- Therapeutic area:
- Pain management and palliation and Psychiatry
Supporting safer use
Article date: July 2011
Two reports commissioned by the Department of Health have recently been published on addiction to prescribed and over-the-counter medicines.
National Treatment Agency for Substance Misuse, May 2011. Addiction to medicine: an investigation into the configuration and commissioning of treatment services to support those who develop problems with prescription-only or over-the-counter medicine.
The National Addiction Centre, King’s College London, and School of Social and Community Medicine, University of Bristol, 2011. The changing use of prescribed benzodiazepines and z-drugs and of over-the-counter codeine-containing products in England: a structured review of published English and international evidence and available data to inform consideration of the extent of dependence and harm.
Since the 1980s, there have been concerns about the risk of dependence and withdrawal reactions after long-term use of benzodiazepines. For more than 20 years, the duration of use of these products has been limited to 2 to 4 weeks (see Current Problems in Pharmacovigilance, Jan 1988).
Reports of the National Treatment Agency and National Addiction Centre
The data showed that the overall level of prescribing of benzodiazepines decreased between 1991 and 2009. This fall was mainly in the use of benzodiazepines as hypnotics. Use of anxiolytic benzodiazepines increased during this period. The data also showed a gradual increase in sales of over-the-counter codeine-containing medicines since these were placed on the market in 2006.
It was not possible to establish the extent of long-term prescribing of benzodiazepines nationally, but a regional breakdown of data showed very large variations in prescribing practice across England. Benzodiazepine prescribing was highest in the north-west, and prescribing of opiate analgesics was highest in the north-east. The reason for this regional variation is unclear.
Reminder for healthcare professionals:
- given the risks associated with the use of benzodiazepines, patients should be prescribed the lowest effective dose for the shortest time possible. Maximum duration of treatment should be 4 weeks, including the dose-tapering phase
- over-the-counter codeine-containing medicines should be used for the short-term (3 days) treatment of acute, moderate pain which is not relieved by paracetamol, ibuprofen, or aspirin alone (see Drug Safety Update September 2009)
Management of dependence
The national drug-treatment data suggested that most local areas provide some treatment for people who develop problems with prescription or over-the-counter medicines (without concurrent problems with illegal drugs). Most provision is within primary care and delivered by GPs. Treatment data for those who attend drug-treatment services for problems with prescription or over-the-counter medicines indicate that they engage well and achieve better outcomes than those who use illegal drugs.

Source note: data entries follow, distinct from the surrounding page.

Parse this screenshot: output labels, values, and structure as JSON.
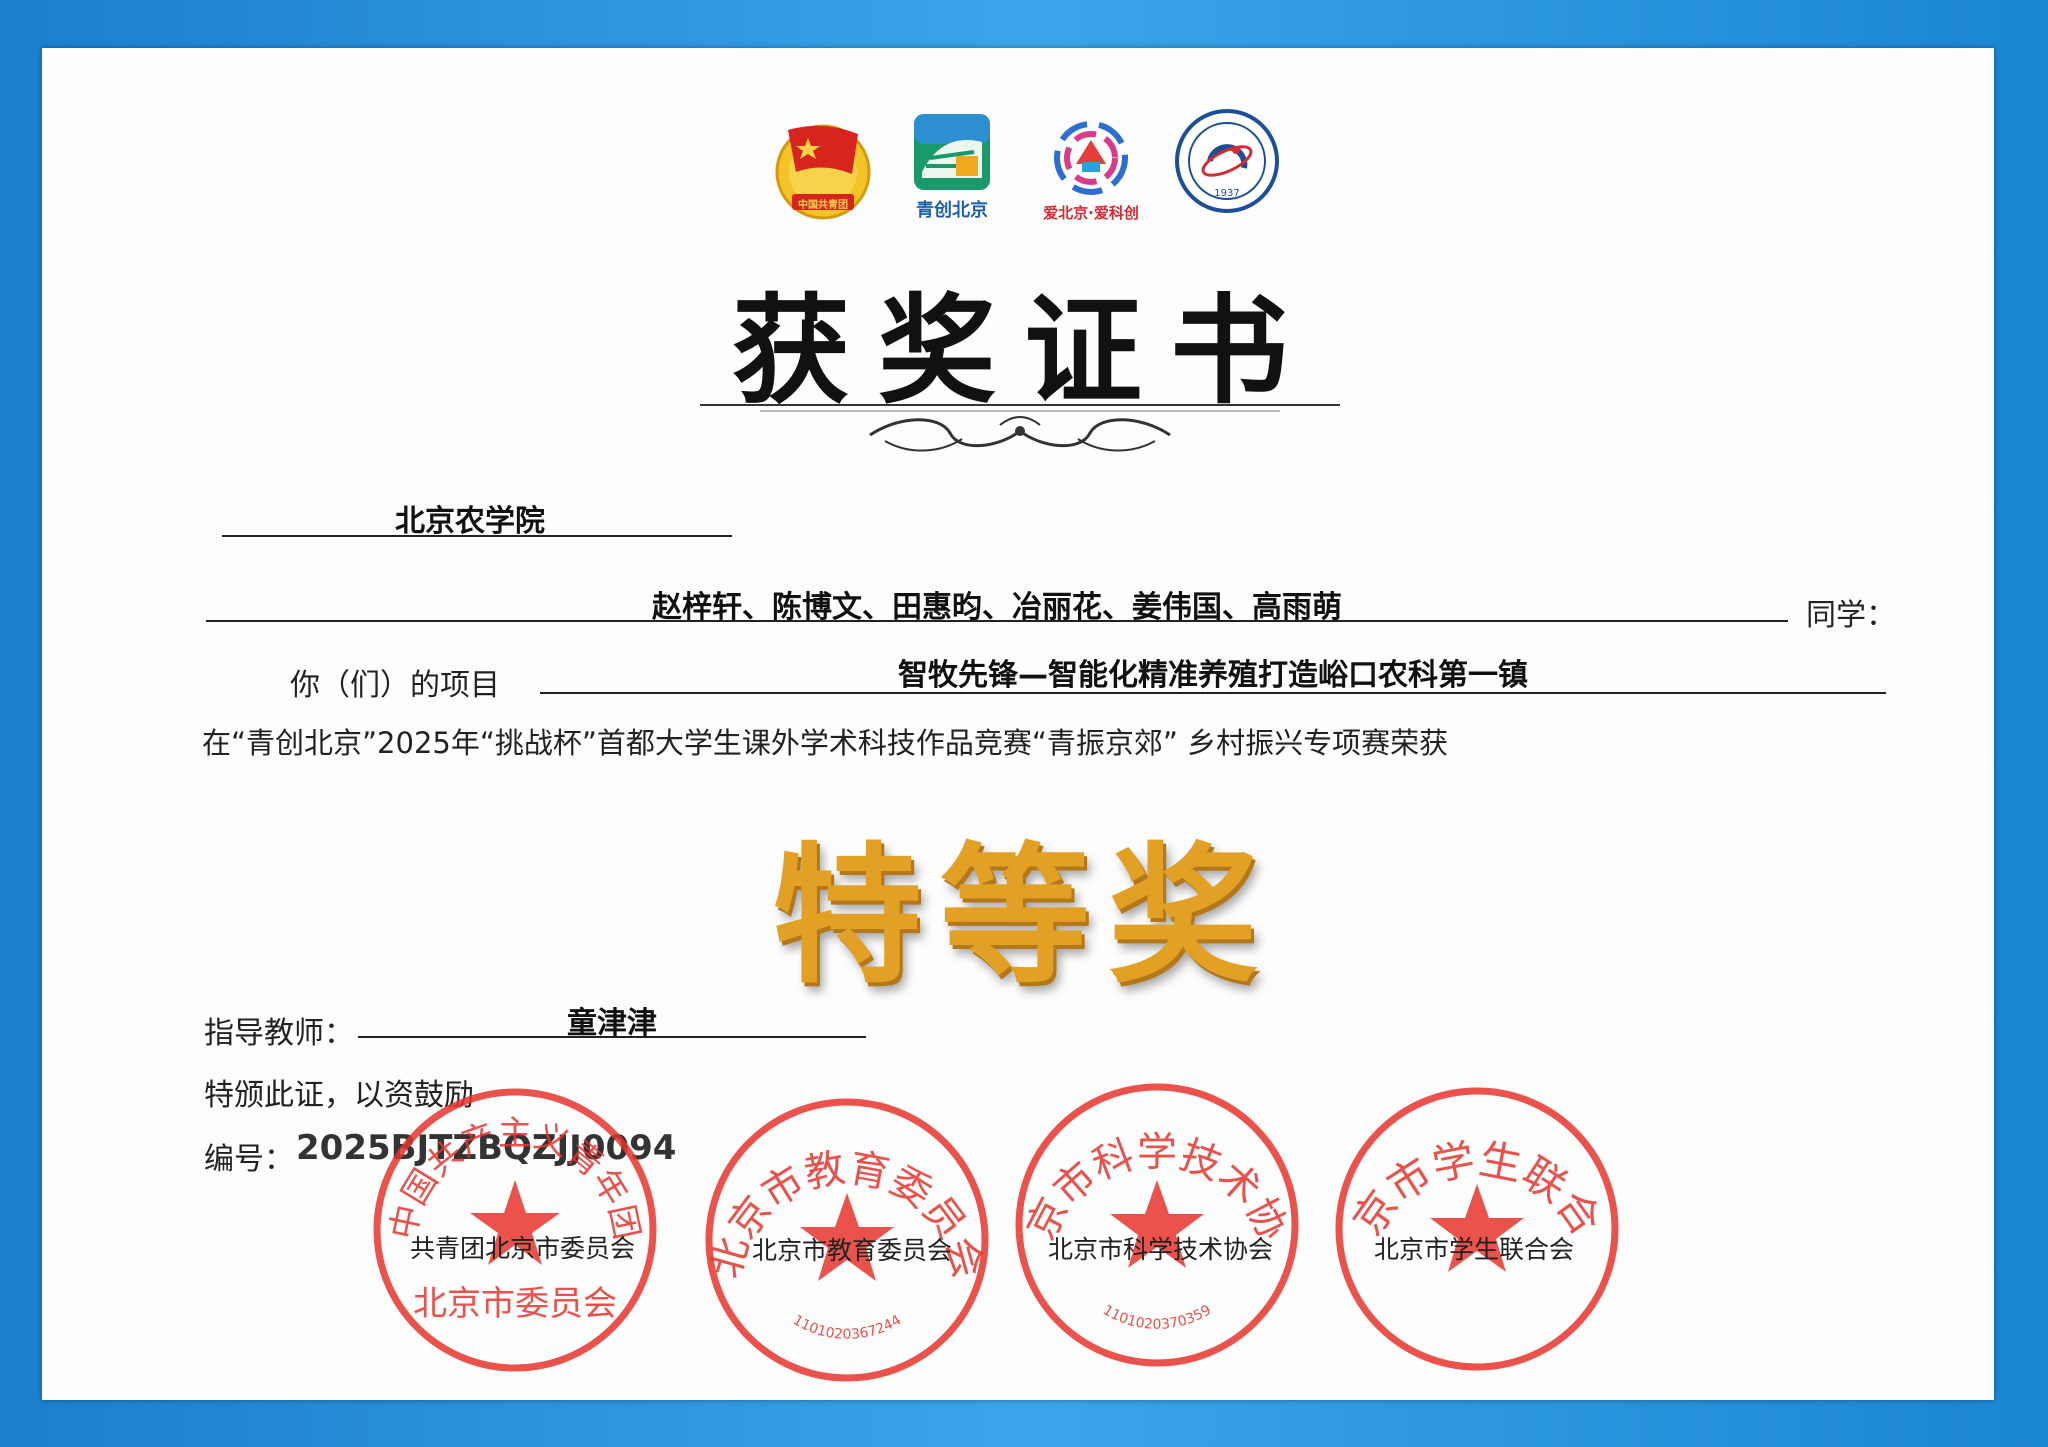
{
  "logos": {
    "league_text": "中国共青团",
    "qingchuang": "青创北京",
    "ai_beijing": "爱北京·爱科创",
    "univ_year": "1937"
  },
  "title": "获奖证书",
  "school": "北京农学院",
  "students": "赵梓轩、陈博文、田惠昀、冶丽花、姜伟国、高雨萌",
  "students_suffix": "同学：",
  "project_label": "你（们）的项目",
  "project_name": "智牧先锋—智能化精准养殖打造峪口农科第一镇",
  "competition_line": "在“青创北京”2025年“挑战杯”首都大学生课外学术科技作品竞赛“青振京郊” 乡村振兴专项赛荣获",
  "award": "特等奖",
  "advisor_label": "指导教师：",
  "advisor_name": "童津津",
  "issue_text": "特颁此证，以资鼓励",
  "serial_label": "编号：",
  "serial_value": "2025BJTZBQZJJ0094",
  "seals": [
    {
      "ring_text": "中国共产主义青年团",
      "bottom_text": "北京市委员会",
      "caption": "共青团北京市委员会"
    },
    {
      "ring_text": "北京市教育委员会",
      "code": "1101020367244",
      "caption": "北京市教育委员会"
    },
    {
      "ring_text": "北京市科学技术协会",
      "code": "1101020370359",
      "caption": "北京市科学技术协会"
    },
    {
      "ring_text": "北京市学生联合会",
      "caption": "北京市学生联合会"
    }
  ],
  "colors": {
    "frame_blue": "#1f8ed8",
    "seal_red": "#e8342c",
    "award_gold": "#e2a024",
    "ink": "#111111"
  }
}
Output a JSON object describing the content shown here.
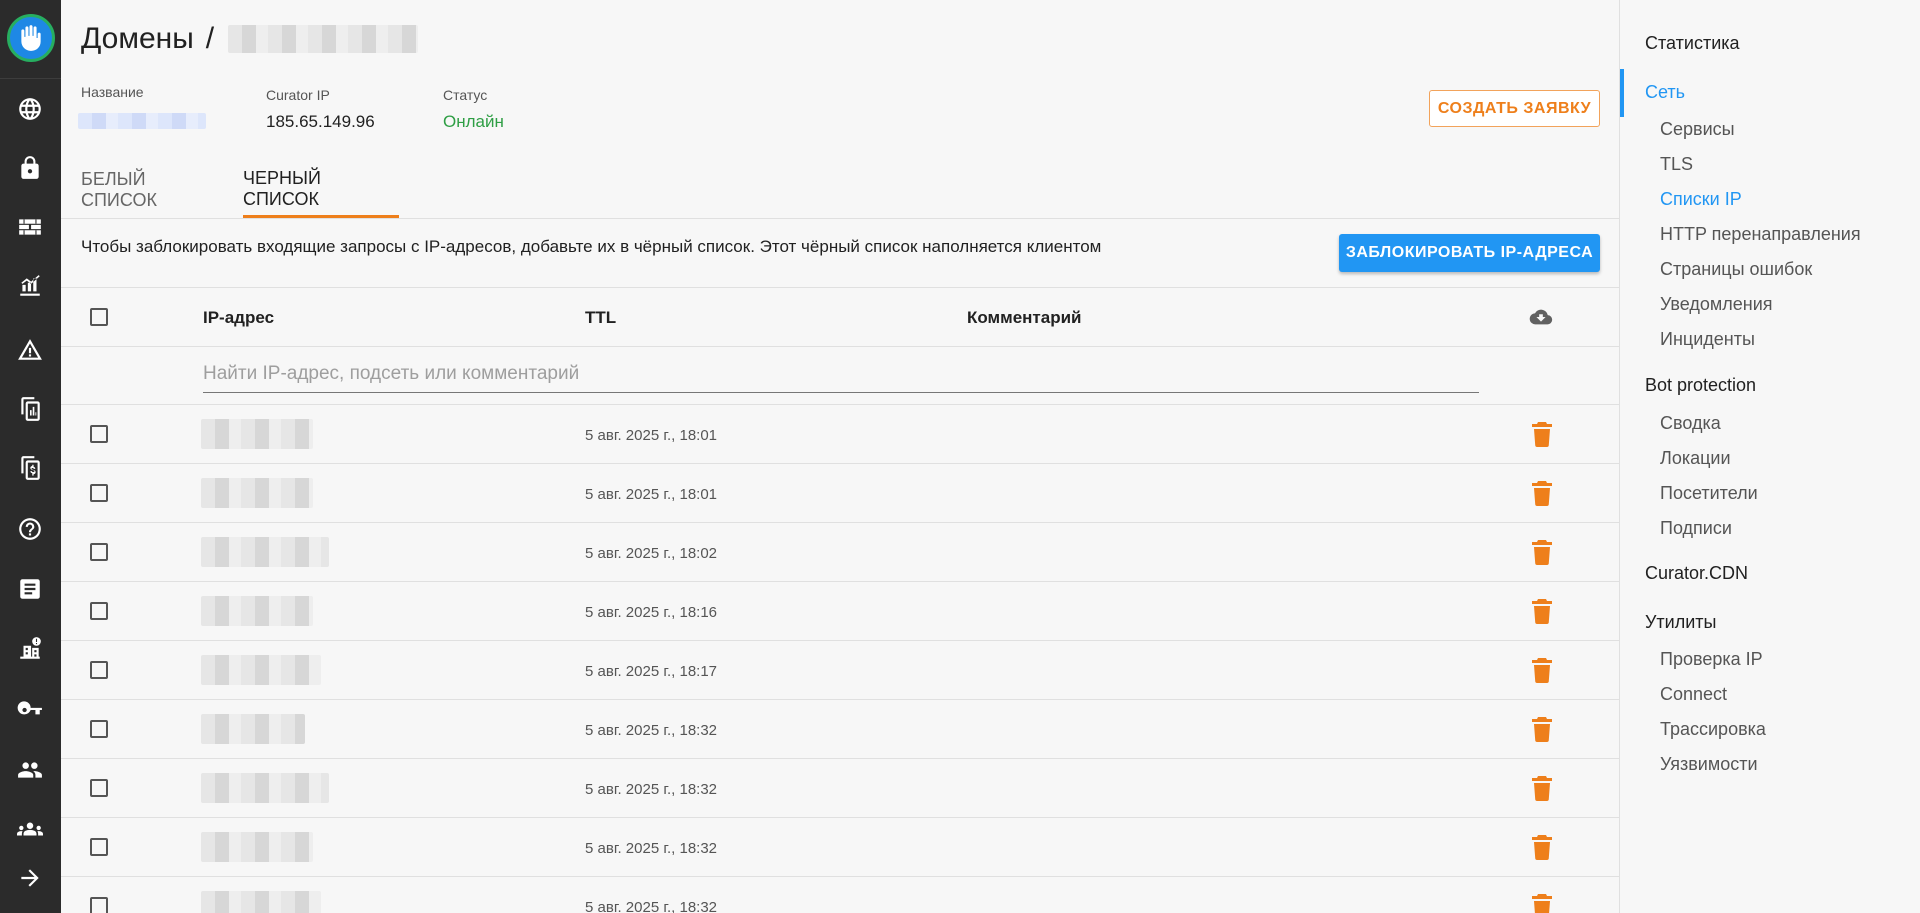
{
  "rail": {
    "logo_icon": "hand-shield-icon",
    "icons": [
      "globe-icon",
      "lock-icon",
      "firewall-icon",
      "analytics-icon",
      "warning-icon",
      "document-chart-icon",
      "invoice-icon",
      "help-icon",
      "article-icon",
      "domain-alert-icon",
      "key-icon",
      "group-icon",
      "team-icon",
      "arrow-right-icon"
    ]
  },
  "header": {
    "breadcrumb_root": "Домены",
    "breadcrumb_sep": "/"
  },
  "info": {
    "name_label": "Название",
    "curator_ip_label": "Curator IP",
    "curator_ip_value": "185.65.149.96",
    "status_label": "Статус",
    "status_value": "Онлайн"
  },
  "create_request_label": "СОЗДАТЬ ЗАЯВКУ",
  "tabs": [
    {
      "label": "БЕЛЫЙ СПИСОК",
      "active": false
    },
    {
      "label": "ЧЕРНЫЙ СПИСОК",
      "active": true
    }
  ],
  "description": "Чтобы заблокировать входящие запросы с IP-адресов, добавьте их в чёрный список. Этот чёрный список наполняется клиентом",
  "block_button_label": "ЗАБЛОКИРОВАТЬ IP-АДРЕСА",
  "table": {
    "columns": [
      "IP-адрес",
      "TTL",
      "Комментарий"
    ],
    "download_icon": "cloud-download-icon",
    "search_placeholder": "Найти IP-адрес, подсеть или комментарий",
    "rows": [
      {
        "ttl": "5 авг. 2025 г., 18:01"
      },
      {
        "ttl": "5 авг. 2025 г., 18:01"
      },
      {
        "ttl": "5 авг. 2025 г., 18:02"
      },
      {
        "ttl": "5 авг. 2025 г., 18:16"
      },
      {
        "ttl": "5 авг. 2025 г., 18:17"
      },
      {
        "ttl": "5 авг. 2025 г., 18:32"
      },
      {
        "ttl": "5 авг. 2025 г., 18:32"
      },
      {
        "ttl": "5 авг. 2025 г., 18:32"
      },
      {
        "ttl": "5 авг. 2025 г., 18:32"
      }
    ]
  },
  "right_nav": {
    "statistics": "Статистика",
    "network": "Сеть",
    "network_items": [
      "Сервисы",
      "TLS",
      "Списки IP",
      "HTTP перенаправления",
      "Страницы ошибок",
      "Уведомления",
      "Инциденты"
    ],
    "bot_protection": "Bot protection",
    "bot_items": [
      "Сводка",
      "Локации",
      "Посетители",
      "Подписи"
    ],
    "cdn": "Curator.CDN",
    "utilities": "Утилиты",
    "utility_items": [
      "Проверка IP",
      "Connect",
      "Трассировка",
      "Уязвимости"
    ]
  },
  "colors": {
    "accent_blue": "#2196f3",
    "accent_orange": "#ee7f1b",
    "status_green": "#2e9e44",
    "rail_bg": "#2b2b2b"
  }
}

Article citation: Drug Safety Update July 2011, vol 4 issue 12: H1.